PROBLEM REQUIREMENTS: Where the string "branch" occurs in a line of the entries below, copy that line.

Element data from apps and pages
[Start of Attachment]

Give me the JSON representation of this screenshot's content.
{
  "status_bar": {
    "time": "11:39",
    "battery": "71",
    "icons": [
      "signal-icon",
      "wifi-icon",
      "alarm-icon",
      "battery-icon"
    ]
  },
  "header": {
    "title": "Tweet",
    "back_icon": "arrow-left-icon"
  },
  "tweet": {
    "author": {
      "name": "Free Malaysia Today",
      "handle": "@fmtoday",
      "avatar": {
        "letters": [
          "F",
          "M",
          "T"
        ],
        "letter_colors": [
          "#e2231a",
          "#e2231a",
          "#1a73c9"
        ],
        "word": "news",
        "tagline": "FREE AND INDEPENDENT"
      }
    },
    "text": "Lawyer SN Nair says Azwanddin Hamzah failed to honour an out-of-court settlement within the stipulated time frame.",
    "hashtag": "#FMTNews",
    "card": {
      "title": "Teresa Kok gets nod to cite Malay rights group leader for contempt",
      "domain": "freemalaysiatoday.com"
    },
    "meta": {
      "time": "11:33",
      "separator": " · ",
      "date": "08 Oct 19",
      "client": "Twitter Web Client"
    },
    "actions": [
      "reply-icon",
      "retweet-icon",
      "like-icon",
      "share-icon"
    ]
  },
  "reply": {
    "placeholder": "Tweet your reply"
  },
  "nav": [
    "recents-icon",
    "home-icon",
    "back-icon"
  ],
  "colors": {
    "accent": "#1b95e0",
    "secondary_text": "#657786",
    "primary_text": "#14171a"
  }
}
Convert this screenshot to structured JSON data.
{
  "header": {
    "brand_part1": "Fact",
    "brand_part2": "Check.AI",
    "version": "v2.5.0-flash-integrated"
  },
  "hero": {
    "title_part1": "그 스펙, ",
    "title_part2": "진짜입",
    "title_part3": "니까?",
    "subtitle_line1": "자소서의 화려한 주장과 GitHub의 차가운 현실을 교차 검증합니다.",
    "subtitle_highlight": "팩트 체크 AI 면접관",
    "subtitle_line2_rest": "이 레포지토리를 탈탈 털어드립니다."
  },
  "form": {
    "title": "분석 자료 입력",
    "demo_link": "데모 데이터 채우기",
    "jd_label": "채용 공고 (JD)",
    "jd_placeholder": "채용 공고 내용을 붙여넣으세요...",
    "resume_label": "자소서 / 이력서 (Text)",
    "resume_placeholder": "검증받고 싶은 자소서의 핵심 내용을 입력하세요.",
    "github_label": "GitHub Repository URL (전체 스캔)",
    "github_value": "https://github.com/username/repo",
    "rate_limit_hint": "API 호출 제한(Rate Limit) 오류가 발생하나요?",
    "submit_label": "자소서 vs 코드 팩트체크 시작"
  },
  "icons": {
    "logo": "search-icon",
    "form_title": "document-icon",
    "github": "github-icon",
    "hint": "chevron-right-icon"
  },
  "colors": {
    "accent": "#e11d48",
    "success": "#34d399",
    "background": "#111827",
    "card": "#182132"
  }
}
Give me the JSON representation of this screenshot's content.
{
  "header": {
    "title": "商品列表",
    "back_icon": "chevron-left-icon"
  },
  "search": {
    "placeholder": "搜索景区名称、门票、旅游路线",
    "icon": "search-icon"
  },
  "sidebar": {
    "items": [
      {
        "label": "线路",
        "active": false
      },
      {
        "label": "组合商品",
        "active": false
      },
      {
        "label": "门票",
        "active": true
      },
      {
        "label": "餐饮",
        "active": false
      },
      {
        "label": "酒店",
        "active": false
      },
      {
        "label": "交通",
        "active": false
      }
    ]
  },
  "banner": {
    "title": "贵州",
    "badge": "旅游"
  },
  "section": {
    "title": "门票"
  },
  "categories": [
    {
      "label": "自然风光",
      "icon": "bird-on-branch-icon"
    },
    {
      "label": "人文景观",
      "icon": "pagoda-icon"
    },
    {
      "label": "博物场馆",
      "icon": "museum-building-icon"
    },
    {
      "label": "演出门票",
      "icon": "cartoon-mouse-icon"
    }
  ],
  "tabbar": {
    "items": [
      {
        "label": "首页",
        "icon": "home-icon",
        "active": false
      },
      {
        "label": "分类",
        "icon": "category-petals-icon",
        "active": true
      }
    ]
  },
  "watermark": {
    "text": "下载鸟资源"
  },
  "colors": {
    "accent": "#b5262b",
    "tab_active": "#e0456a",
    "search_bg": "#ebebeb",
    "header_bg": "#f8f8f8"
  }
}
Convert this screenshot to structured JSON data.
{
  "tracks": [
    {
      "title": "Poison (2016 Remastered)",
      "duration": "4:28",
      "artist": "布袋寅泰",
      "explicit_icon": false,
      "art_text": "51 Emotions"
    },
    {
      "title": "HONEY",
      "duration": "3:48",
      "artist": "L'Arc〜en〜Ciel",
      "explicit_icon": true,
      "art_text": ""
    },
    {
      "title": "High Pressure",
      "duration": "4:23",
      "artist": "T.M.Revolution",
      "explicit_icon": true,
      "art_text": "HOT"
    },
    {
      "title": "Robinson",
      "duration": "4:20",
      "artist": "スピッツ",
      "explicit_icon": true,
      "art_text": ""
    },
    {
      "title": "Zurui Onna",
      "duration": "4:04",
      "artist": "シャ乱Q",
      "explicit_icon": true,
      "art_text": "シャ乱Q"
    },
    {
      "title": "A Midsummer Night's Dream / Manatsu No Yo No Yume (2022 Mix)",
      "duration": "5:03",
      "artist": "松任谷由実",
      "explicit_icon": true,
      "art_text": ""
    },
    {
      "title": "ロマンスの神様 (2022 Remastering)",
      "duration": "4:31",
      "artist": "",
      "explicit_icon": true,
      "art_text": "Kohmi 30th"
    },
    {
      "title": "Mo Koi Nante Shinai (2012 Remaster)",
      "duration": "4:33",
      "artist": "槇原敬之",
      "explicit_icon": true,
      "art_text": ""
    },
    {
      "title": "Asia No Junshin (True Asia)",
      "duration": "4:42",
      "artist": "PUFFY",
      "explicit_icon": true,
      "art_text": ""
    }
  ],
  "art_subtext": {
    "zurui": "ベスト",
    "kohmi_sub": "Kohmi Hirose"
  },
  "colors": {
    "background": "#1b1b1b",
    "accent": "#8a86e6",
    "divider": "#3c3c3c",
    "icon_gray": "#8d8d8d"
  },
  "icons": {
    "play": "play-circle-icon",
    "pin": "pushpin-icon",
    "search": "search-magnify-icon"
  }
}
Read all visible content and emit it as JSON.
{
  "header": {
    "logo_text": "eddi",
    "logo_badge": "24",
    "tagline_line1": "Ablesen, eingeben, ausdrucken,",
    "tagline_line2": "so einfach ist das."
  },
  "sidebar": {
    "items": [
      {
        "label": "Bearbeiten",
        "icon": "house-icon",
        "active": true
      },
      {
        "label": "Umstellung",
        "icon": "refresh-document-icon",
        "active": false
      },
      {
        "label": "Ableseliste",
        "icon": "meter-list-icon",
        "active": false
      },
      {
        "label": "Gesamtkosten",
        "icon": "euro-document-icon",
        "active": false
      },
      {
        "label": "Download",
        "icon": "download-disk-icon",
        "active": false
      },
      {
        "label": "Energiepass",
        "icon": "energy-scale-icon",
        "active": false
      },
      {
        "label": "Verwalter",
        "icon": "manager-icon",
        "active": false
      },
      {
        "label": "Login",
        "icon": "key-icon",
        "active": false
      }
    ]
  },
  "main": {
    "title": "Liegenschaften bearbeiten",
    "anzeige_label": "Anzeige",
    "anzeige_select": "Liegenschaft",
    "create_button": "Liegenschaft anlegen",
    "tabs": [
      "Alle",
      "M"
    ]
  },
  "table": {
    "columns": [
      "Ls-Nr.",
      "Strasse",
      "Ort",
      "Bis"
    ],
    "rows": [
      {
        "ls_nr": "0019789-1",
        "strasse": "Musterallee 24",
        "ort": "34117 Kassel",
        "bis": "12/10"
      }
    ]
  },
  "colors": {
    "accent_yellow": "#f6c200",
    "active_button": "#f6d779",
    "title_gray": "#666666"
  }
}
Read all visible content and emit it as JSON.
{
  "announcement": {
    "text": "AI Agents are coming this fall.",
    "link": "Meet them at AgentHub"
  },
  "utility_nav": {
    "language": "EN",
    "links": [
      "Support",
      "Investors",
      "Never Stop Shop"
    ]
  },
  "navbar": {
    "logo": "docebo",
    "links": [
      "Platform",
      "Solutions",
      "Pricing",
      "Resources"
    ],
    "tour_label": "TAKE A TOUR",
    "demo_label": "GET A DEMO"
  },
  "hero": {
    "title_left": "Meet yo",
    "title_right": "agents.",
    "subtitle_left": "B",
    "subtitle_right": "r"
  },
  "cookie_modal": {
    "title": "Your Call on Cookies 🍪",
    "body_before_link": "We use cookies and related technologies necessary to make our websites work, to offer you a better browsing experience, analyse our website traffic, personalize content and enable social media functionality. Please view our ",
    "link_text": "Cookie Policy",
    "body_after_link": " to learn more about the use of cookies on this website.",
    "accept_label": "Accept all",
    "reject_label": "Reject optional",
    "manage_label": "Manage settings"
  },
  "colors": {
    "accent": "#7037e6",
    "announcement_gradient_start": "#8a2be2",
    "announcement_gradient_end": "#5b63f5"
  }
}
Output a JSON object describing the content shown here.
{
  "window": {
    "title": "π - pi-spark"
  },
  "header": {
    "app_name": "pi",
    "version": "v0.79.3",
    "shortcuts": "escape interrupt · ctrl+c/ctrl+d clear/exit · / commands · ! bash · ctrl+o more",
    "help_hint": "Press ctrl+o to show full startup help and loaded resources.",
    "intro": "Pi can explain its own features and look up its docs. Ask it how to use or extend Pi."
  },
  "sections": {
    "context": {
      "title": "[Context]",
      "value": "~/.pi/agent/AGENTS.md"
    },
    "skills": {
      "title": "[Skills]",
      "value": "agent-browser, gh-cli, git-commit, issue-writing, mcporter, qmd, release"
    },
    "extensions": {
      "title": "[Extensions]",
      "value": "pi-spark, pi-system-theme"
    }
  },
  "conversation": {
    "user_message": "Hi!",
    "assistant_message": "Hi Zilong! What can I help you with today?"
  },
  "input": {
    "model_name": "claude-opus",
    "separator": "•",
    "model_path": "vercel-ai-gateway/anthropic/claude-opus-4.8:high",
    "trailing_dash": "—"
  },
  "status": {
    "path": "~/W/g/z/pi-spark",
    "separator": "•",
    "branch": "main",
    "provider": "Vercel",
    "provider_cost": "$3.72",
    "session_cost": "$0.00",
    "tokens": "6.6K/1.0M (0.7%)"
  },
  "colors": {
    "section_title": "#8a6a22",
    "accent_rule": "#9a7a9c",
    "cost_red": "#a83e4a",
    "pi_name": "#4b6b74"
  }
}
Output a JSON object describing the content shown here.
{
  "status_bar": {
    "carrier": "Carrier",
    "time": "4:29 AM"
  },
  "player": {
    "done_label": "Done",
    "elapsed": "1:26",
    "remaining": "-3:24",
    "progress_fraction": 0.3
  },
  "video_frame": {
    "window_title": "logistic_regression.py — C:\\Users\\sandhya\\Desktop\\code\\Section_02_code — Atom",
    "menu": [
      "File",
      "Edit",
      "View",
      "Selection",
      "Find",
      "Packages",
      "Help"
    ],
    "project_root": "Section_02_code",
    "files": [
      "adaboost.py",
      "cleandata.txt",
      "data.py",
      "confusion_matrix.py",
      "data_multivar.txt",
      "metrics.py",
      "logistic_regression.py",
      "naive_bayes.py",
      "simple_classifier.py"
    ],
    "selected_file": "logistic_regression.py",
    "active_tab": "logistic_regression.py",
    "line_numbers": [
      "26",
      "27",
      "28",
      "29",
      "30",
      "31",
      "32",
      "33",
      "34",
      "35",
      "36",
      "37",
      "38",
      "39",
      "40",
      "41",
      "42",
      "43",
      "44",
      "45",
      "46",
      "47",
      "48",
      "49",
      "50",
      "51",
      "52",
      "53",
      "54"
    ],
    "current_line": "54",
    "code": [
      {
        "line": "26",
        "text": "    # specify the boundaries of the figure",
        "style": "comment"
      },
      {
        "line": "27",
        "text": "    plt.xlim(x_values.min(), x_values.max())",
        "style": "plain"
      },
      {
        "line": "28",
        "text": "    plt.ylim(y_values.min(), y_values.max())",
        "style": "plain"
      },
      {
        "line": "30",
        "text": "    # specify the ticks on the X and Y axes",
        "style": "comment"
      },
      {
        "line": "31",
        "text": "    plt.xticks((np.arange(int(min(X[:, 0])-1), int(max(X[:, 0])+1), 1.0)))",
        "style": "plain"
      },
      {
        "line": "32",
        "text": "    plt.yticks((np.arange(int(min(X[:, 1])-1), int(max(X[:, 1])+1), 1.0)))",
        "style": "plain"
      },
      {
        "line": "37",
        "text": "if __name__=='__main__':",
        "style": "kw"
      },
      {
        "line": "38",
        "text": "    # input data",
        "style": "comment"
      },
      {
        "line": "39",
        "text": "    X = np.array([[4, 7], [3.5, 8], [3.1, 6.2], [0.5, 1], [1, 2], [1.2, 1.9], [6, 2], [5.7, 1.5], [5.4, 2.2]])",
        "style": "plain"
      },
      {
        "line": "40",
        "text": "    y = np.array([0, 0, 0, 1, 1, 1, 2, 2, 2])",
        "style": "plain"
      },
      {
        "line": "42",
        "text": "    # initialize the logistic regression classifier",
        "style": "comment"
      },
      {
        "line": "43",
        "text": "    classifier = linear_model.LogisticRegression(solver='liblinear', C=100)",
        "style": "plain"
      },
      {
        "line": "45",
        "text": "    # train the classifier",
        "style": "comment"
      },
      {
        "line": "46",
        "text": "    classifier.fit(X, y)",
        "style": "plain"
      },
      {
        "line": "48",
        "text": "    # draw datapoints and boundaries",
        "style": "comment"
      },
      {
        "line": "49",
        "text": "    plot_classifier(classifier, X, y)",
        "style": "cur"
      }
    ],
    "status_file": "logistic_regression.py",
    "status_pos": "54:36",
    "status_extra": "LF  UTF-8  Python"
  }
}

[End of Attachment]

SOLUTION TO THE EXERCISE:
      "icon": "bird-on-branch-icon"
    "branch": "main",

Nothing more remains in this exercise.